━━━ Data shown
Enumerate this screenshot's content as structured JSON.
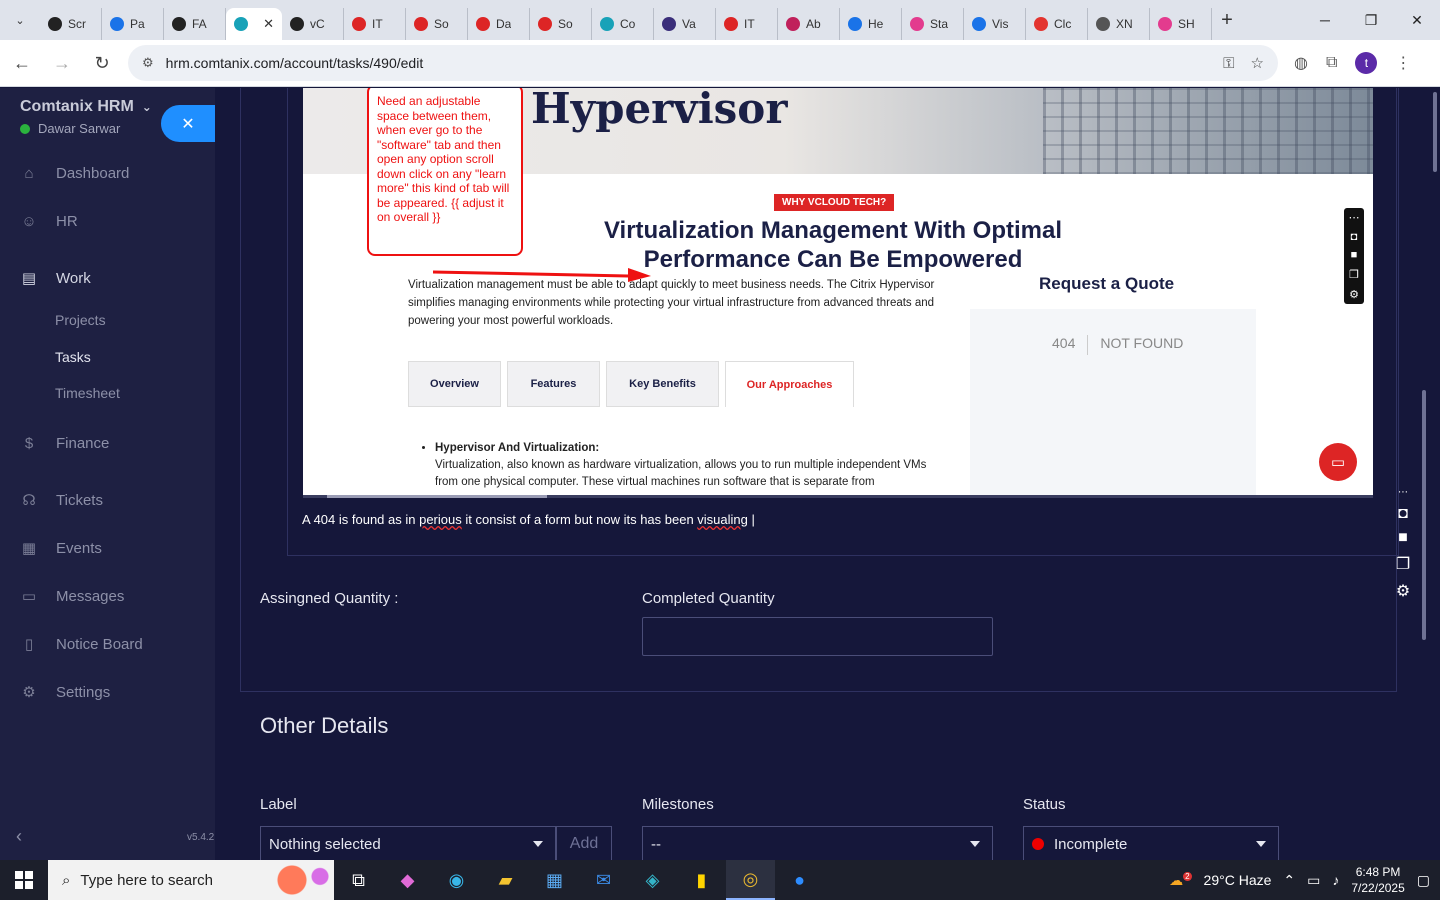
{
  "browser": {
    "tabs": [
      {
        "label": "Scr",
        "color": "#222"
      },
      {
        "label": "Pa",
        "color": "#1a73e8"
      },
      {
        "label": "FA",
        "color": "#222"
      },
      {
        "label": "",
        "color": "#18a2b8",
        "active": true
      },
      {
        "label": "vC",
        "color": "#222"
      },
      {
        "label": "IT",
        "color": "#dd2525"
      },
      {
        "label": "So",
        "color": "#dd2525"
      },
      {
        "label": "Da",
        "color": "#dd2525"
      },
      {
        "label": "So",
        "color": "#dd2525"
      },
      {
        "label": "Co",
        "color": "#18a2b8"
      },
      {
        "label": "Va",
        "color": "#3a2e7a"
      },
      {
        "label": "IT",
        "color": "#dd2525"
      },
      {
        "label": "Ab",
        "color": "#c0205b"
      },
      {
        "label": "He",
        "color": "#1a73e8"
      },
      {
        "label": "Sta",
        "color": "#e33b8e"
      },
      {
        "label": "Vis",
        "color": "#1a73e8"
      },
      {
        "label": "Clc",
        "color": "#e3342f"
      },
      {
        "label": "XN",
        "color": "#555"
      },
      {
        "label": "SH",
        "color": "#e33b8e"
      }
    ],
    "close_glyph": "✕",
    "new_tab": "+",
    "url": "hrm.comtanix.com/account/tasks/490/edit",
    "profile_initial": "t"
  },
  "sidebar": {
    "brand": "Comtanix HRM",
    "user": "Dawar Sarwar",
    "close_glyph": "✕",
    "items": [
      {
        "label": "Dashboard",
        "icon": "⌂"
      },
      {
        "label": "HR",
        "icon": "☺"
      },
      {
        "label": "Work",
        "icon": "▤"
      },
      {
        "label": "Finance",
        "icon": "$"
      },
      {
        "label": "Tickets",
        "icon": "☊"
      },
      {
        "label": "Events",
        "icon": "▦"
      },
      {
        "label": "Messages",
        "icon": "▭"
      },
      {
        "label": "Notice Board",
        "icon": "▯"
      },
      {
        "label": "Settings",
        "icon": "⚙"
      }
    ],
    "sub_items": [
      "Projects",
      "Tasks",
      "Timesheet"
    ],
    "version": "v5.4.2",
    "collapse_glyph": "‹"
  },
  "screenshot": {
    "heading": "Hypervisor",
    "note": "Need an adjustable space between them, when ever go to the \"software\" tab and then open any option scroll down click on any \"learn more\" this kind of tab will be appeared. {{ adjust it on overall }}",
    "badge": "WHY VCLOUD TECH?",
    "title": "Virtualization Management With Optimal Performance Can Be Empowered",
    "paragraph": "Virtualization management must be able to adapt quickly to meet business needs. The Citrix Hypervisor simplifies managing environments while protecting your virtual infrastructure from advanced threats and powering your most powerful workloads.",
    "tabs": [
      "Overview",
      "Features",
      "Key Benefits",
      "Our Approaches"
    ],
    "bullet_title": "Hypervisor And Virtualization:",
    "bullet_text": "Virtualization, also known as hardware virtualization, allows you to run multiple independent VMs from one physical computer. These virtual machines run software that is separate from",
    "quote_title": "Request a Quote",
    "nf_code": "404",
    "nf_text": "NOT FOUND"
  },
  "editor": {
    "text_pre": "A 404 is found as in ",
    "text_sq1": "perious",
    "text_mid": " it consist of a form but now its has been ",
    "text_sq2": "visualing"
  },
  "form": {
    "assigned_label": "Assingned Quantity :",
    "completed_label": "Completed Quantity",
    "other_details": "Other Details",
    "label_label": "Label",
    "label_value": "Nothing selected",
    "add_label": "Add",
    "milestones_label": "Milestones",
    "milestones_value": "--",
    "status_label": "Status",
    "status_value": "Incomplete",
    "status_color": "#ee0000"
  },
  "taskbar": {
    "search_placeholder": "Type here to search",
    "weather": "29°C  Haze",
    "weather_badge": "2",
    "time": "6:48 PM",
    "date": "7/22/2025"
  }
}
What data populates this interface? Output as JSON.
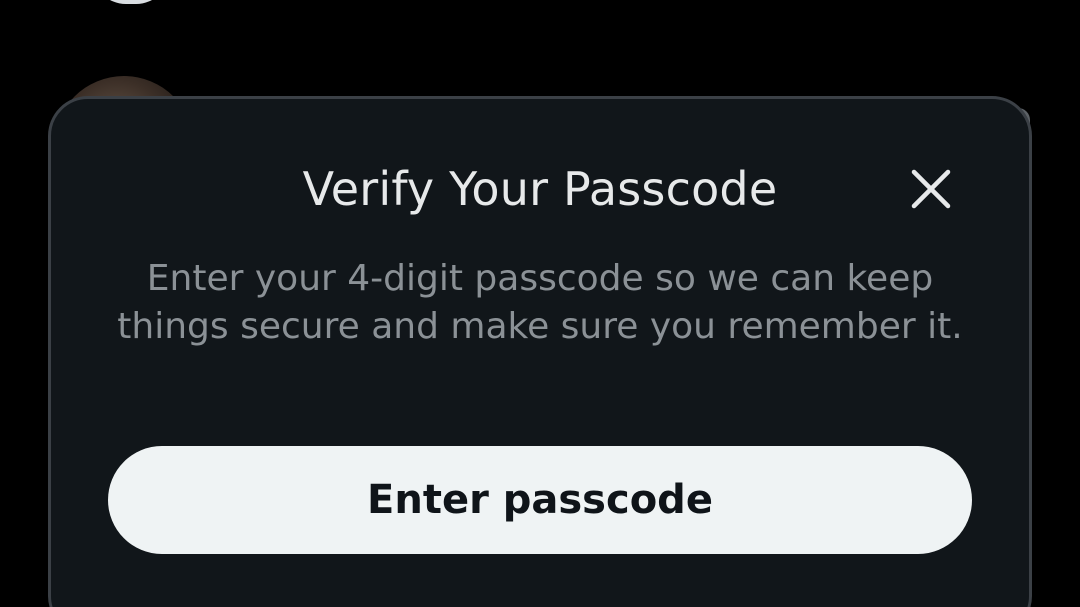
{
  "dialog": {
    "title": "Verify Your Passcode",
    "body": "Enter your 4-digit passcode so we can keep things secure and make sure you remember it.",
    "close_icon": "close-icon",
    "primary_button_label": "Enter passcode"
  },
  "colors": {
    "page_background": "#000000",
    "dialog_background": "#11161a",
    "dialog_border": "#3b4046",
    "title_text": "#e7e9ea",
    "body_text": "#8b9196",
    "button_background": "#eff3f4",
    "button_text": "#0f1419"
  }
}
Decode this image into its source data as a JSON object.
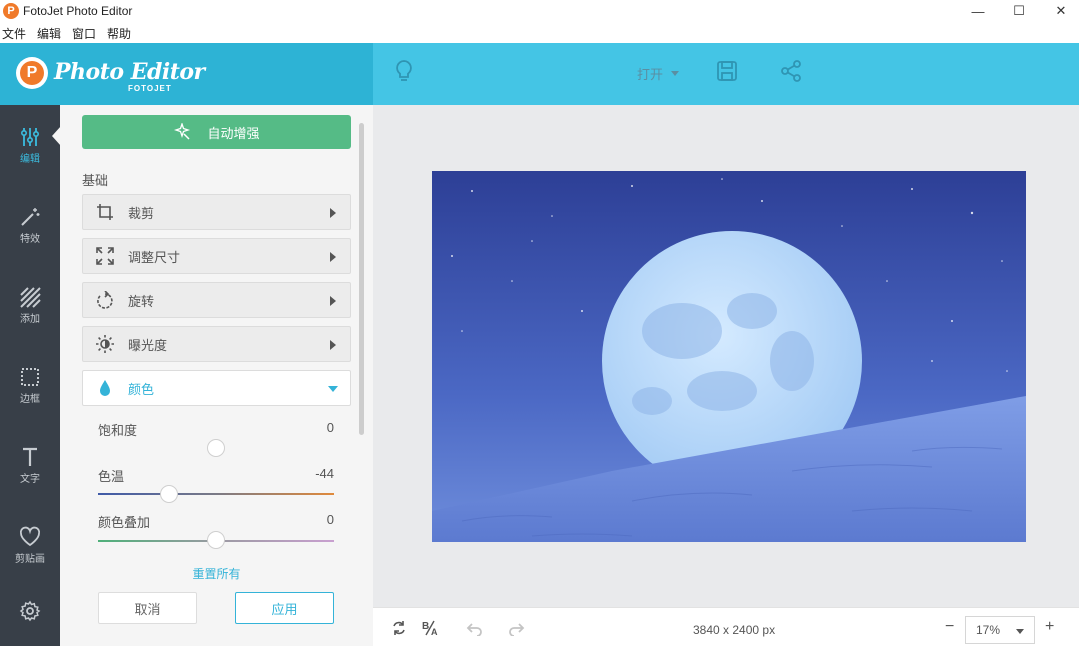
{
  "window": {
    "title": "FotoJet Photo Editor",
    "minimize": "—",
    "maximize": "☐",
    "close": "✕"
  },
  "menu": [
    "文件",
    "编辑",
    "窗口",
    "帮助"
  ],
  "header": {
    "logo_text": "Photo Editor",
    "logo_sub": "FOTOJET",
    "open_label": "打开"
  },
  "nav": [
    {
      "label": "编辑",
      "icon": "sliders-icon",
      "active": true
    },
    {
      "label": "特效",
      "icon": "magic-wand-icon",
      "active": false
    },
    {
      "label": "添加",
      "icon": "hatch-icon",
      "active": false
    },
    {
      "label": "边框",
      "icon": "frame-icon",
      "active": false
    },
    {
      "label": "文字",
      "icon": "text-icon",
      "active": false
    },
    {
      "label": "剪贴画",
      "icon": "heart-icon",
      "active": false
    },
    {
      "label": "",
      "icon": "gear-icon",
      "active": false
    }
  ],
  "panel": {
    "auto_enhance": "自动增强",
    "section_basic": "基础",
    "rows": [
      {
        "label": "裁剪",
        "icon": "crop-icon"
      },
      {
        "label": "调整尺寸",
        "icon": "resize-icon"
      },
      {
        "label": "旋转",
        "icon": "rotate-icon"
      },
      {
        "label": "曝光度",
        "icon": "exposure-icon"
      },
      {
        "label": "颜色",
        "icon": "droplet-icon",
        "open": true
      }
    ],
    "sliders": [
      {
        "label": "饱和度",
        "value": "0",
        "level": 0.5
      },
      {
        "label": "色温",
        "value": "-44",
        "level": 0.3
      },
      {
        "label": "颜色叠加",
        "value": "0",
        "level": 0.5
      }
    ],
    "reset_all": "重置所有",
    "cancel": "取消",
    "apply": "应用"
  },
  "bottom": {
    "dimension": "3840 x 2400 px",
    "zoom": "17%",
    "zoom_minus": "−",
    "zoom_plus": "+"
  },
  "colors": {
    "header_left": "#2db3d5",
    "header_right": "#44c5e5",
    "nav_bg": "#383f48",
    "accent": "#34b3d8",
    "green": "#55bb86"
  }
}
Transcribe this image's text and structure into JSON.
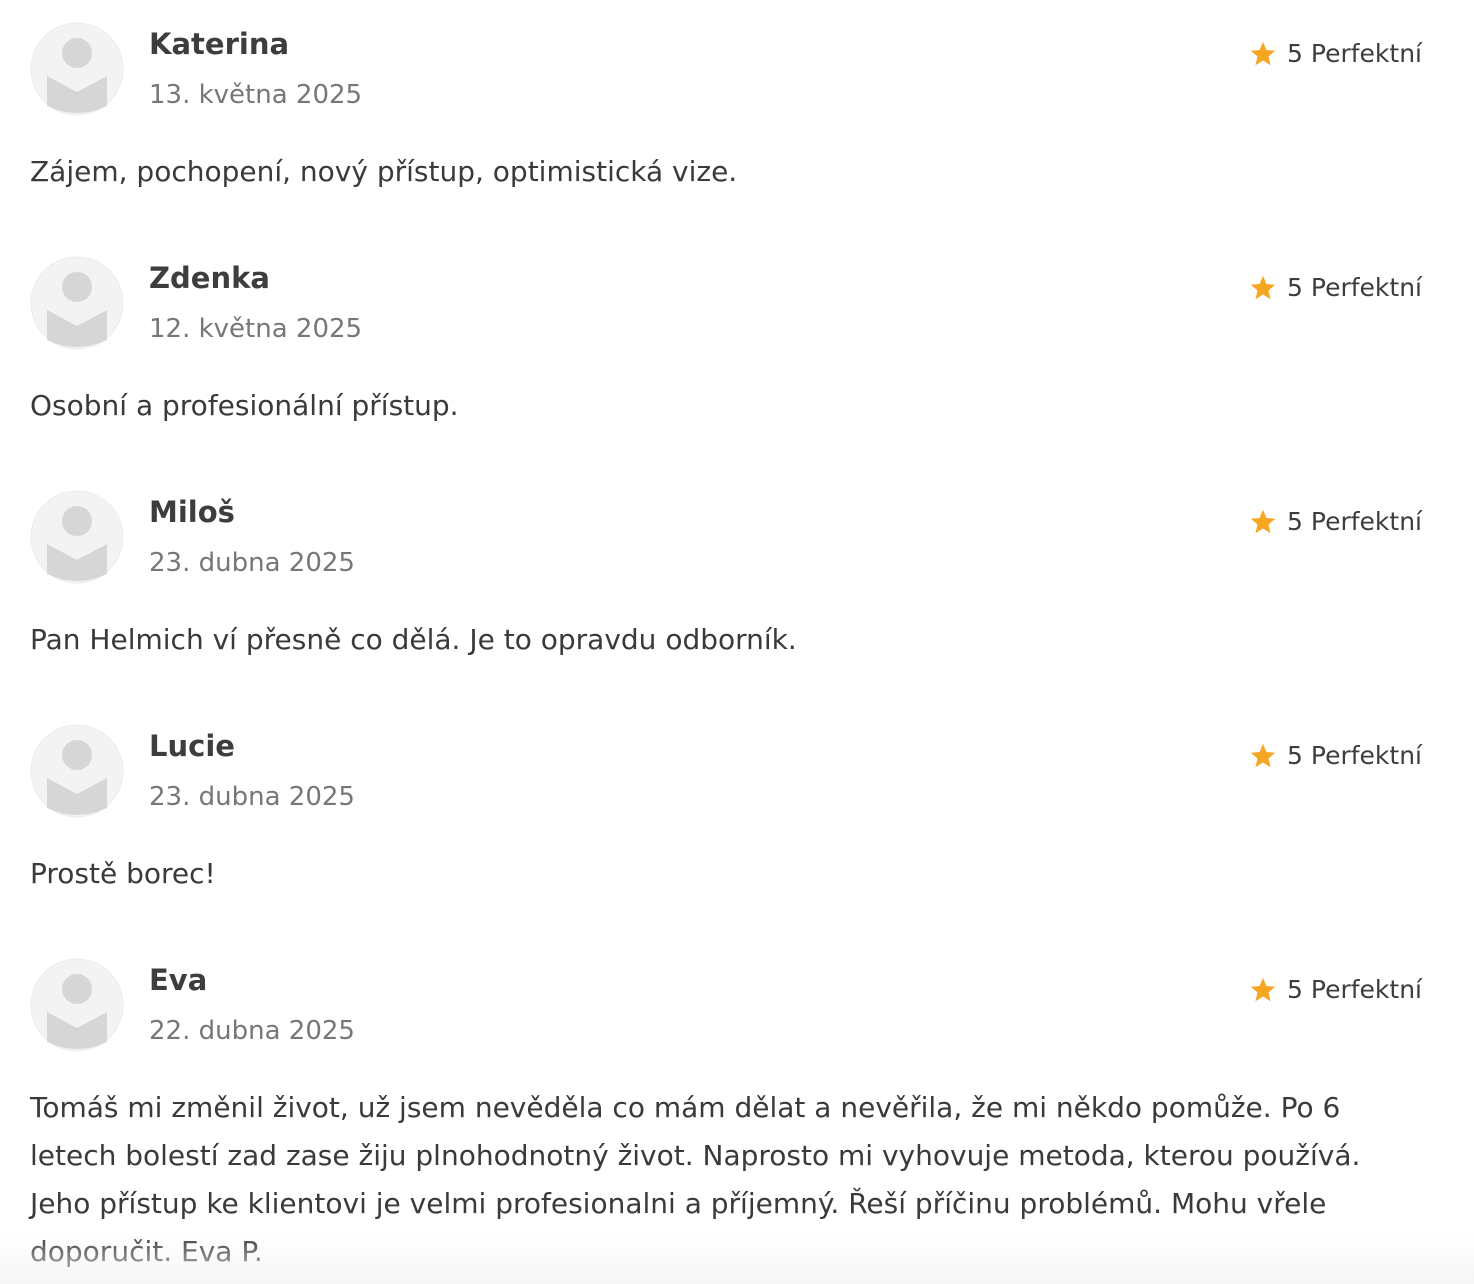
{
  "reviews": [
    {
      "name": "Katerina",
      "date": "13. května 2025",
      "rating_text": "5 Perfektní",
      "text": "Zájem, pochopení, nový přístup, optimistická vize."
    },
    {
      "name": "Zdenka",
      "date": "12. května 2025",
      "rating_text": "5 Perfektní",
      "text": "Osobní a profesionální přístup."
    },
    {
      "name": "Miloš",
      "date": "23. dubna 2025",
      "rating_text": "5 Perfektní",
      "text": "Pan Helmich ví přesně co dělá. Je to opravdu odborník."
    },
    {
      "name": "Lucie",
      "date": "23. dubna 2025",
      "rating_text": "5 Perfektní",
      "text": "Prostě borec!"
    },
    {
      "name": "Eva",
      "date": "22. dubna 2025",
      "rating_text": "5 Perfektní",
      "text": "Tomáš mi změnil život, už jsem nevěděla co mám dělat a nevěřila, že mi někdo pomůže. Po 6 letech bolestí zad zase žiju plnohodnotný život. Naprosto mi vyhovuje metoda, kterou používá. Jeho přístup ke klientovi je velmi profesionalni a příjemný. Řeší příčinu problémů. Mohu vřele doporučit. Eva P."
    }
  ],
  "colors": {
    "star": "#f5a623",
    "avatar_bg": "#f2f2f2",
    "avatar_figure": "#d5d5d5",
    "name": "#3d3d3d",
    "date": "#777777",
    "text": "#3a3a3a"
  },
  "icons": {
    "avatar": "user-placeholder-icon",
    "rating": "star-icon"
  }
}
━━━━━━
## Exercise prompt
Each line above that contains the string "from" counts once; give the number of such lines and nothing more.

## Solution to this problem
2